If the seal is breached, it is impossible. There is no way to get the moisture between the panes of a double-glazed window once the seal fails. When the seals break, the windows no longer appropriately insulate. They are now costing you money to cool and heat the rooms in the summer and winter, respectively.
If you reside in a humid area, the ensuing fog on the glass may worsen with time and may even sprout mold. It is reasonable to have them re-sealed or replace the pane. The cost is high enough that replacing the entire thing is the most cost-effective option. Replace them with a suitable replacement.
There are multiple ways to limit or completely get rid of condensation forming on your windows. Such as, you can invest in a dehumidifier or moisture eliminator. Or you can opt for anti-condensation paint. The easiest way is to make sure your room is properly ventilated.
Condensation occurs once the air temperature falls below the dew point. The excess moisture in the air at the dew point or lower is released in condensation. It is typically more common in colder areas.
Provide a constant flow of heat to melt away the condensation. The most preferred way is to use a hairdryer directly aimed at the outside of the headlight or the vent. If the hairdryer trick fails to work, you can pull apart the headlight and clean it from the inside.
Condensation in the fridge is mostly a result of the differing temperature inside and outside the appliance. The warm air from the back of the fridge seeps into the freezer, turning into condensation. Any cracks or broken seals in the fridge may also further this problem.
Here are the steps you can take to stop your air vents from sweating:
How to stop condensation on air vents
- Reduce the humidity around the vents.
Make sure the placement of your air vents allows sufficient airflow between them. For example, if the vents are placed nearer to the ground, place some soil to lower the moisture level in the air. Or you can always install a dehumidifier in the room with sweating air ducts.
- Remove blockage from the vents.
Clean your air vents regularly to remove any blockage or dirt lining the inside. Restricted airflow is more likely to cause condensation. Therefore you must schedule regular cleaning sessions.
- Clean your air filters.
Maintain a regular cleaning schedule for your air filters to avoid dust from blocking the air vents. Apart from cleaning, they’re also supposed to be replaced every 3-4 months.

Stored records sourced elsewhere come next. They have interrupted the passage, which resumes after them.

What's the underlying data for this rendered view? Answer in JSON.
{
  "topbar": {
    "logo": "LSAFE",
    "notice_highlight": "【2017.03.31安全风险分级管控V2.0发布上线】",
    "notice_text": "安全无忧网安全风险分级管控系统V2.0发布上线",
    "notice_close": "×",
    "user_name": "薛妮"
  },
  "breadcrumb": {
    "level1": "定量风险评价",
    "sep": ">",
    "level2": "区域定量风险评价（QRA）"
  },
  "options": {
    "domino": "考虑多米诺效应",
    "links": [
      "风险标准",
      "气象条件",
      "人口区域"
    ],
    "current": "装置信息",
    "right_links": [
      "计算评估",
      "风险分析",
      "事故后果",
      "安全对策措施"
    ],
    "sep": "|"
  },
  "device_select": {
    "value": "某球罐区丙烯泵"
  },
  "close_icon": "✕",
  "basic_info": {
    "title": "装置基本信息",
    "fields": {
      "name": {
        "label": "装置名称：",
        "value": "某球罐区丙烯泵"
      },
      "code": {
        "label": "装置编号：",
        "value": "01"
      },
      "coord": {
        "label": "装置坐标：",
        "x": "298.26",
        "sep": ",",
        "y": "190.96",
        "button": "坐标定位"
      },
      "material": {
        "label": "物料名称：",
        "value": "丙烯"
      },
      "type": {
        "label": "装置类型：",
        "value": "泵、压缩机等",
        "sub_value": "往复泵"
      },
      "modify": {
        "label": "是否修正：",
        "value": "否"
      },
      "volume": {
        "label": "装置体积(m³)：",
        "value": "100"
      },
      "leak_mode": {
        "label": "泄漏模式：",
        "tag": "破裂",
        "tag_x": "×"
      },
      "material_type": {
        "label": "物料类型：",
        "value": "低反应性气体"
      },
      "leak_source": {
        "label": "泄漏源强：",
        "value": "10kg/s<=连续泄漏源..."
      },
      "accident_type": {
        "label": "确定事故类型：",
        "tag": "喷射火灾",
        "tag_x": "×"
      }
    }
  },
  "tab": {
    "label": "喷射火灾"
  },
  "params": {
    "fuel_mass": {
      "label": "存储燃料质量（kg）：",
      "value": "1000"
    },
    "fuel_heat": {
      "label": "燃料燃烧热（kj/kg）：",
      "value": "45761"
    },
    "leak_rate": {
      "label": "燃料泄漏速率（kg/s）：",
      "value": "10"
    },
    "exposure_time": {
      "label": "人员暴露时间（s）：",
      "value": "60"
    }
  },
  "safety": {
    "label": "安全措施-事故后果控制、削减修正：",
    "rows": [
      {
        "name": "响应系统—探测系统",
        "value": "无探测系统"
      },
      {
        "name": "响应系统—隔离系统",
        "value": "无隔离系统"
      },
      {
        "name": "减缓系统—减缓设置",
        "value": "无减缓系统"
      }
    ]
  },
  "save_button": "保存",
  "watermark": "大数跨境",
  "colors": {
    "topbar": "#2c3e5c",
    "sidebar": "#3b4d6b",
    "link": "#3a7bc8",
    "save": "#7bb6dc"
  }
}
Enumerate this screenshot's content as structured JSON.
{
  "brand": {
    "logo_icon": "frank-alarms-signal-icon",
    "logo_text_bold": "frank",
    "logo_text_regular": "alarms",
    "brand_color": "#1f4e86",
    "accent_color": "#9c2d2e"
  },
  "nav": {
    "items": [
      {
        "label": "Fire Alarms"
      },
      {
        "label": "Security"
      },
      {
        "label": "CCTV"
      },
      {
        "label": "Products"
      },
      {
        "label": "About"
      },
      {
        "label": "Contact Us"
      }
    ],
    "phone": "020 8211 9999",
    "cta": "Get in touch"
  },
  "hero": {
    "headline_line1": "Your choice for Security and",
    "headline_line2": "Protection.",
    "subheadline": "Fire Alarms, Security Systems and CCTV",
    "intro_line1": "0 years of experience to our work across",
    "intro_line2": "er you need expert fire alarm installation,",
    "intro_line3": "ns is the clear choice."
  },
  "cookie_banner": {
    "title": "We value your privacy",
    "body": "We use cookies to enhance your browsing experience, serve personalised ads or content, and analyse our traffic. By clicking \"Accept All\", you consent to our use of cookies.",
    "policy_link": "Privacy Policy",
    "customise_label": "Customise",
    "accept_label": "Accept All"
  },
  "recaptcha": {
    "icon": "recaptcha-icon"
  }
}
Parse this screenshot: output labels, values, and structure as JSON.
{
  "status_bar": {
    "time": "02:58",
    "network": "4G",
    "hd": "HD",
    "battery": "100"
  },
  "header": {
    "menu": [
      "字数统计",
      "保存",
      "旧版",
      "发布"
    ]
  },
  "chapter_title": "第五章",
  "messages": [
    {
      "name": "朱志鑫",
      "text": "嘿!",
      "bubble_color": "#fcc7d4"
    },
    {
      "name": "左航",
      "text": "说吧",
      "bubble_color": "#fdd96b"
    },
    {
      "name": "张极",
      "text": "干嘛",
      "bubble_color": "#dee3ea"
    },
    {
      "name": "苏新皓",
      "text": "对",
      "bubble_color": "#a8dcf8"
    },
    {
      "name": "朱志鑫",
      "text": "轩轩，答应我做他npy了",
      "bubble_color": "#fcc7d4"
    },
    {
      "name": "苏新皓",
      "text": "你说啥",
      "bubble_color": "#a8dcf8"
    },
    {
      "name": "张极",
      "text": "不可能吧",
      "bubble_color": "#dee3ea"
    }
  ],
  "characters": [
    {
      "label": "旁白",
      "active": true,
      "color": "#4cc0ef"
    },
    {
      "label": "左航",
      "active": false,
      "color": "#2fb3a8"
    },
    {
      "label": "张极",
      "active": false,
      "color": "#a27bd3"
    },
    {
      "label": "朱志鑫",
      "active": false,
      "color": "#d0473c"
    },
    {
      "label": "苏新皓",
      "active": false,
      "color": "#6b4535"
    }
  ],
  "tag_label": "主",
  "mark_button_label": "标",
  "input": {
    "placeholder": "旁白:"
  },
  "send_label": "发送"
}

- Repair leaking vents.
If there’s a leak in your duct, colder air is likely to seep out. The cold air comes in contact with the outside air and forms condensation.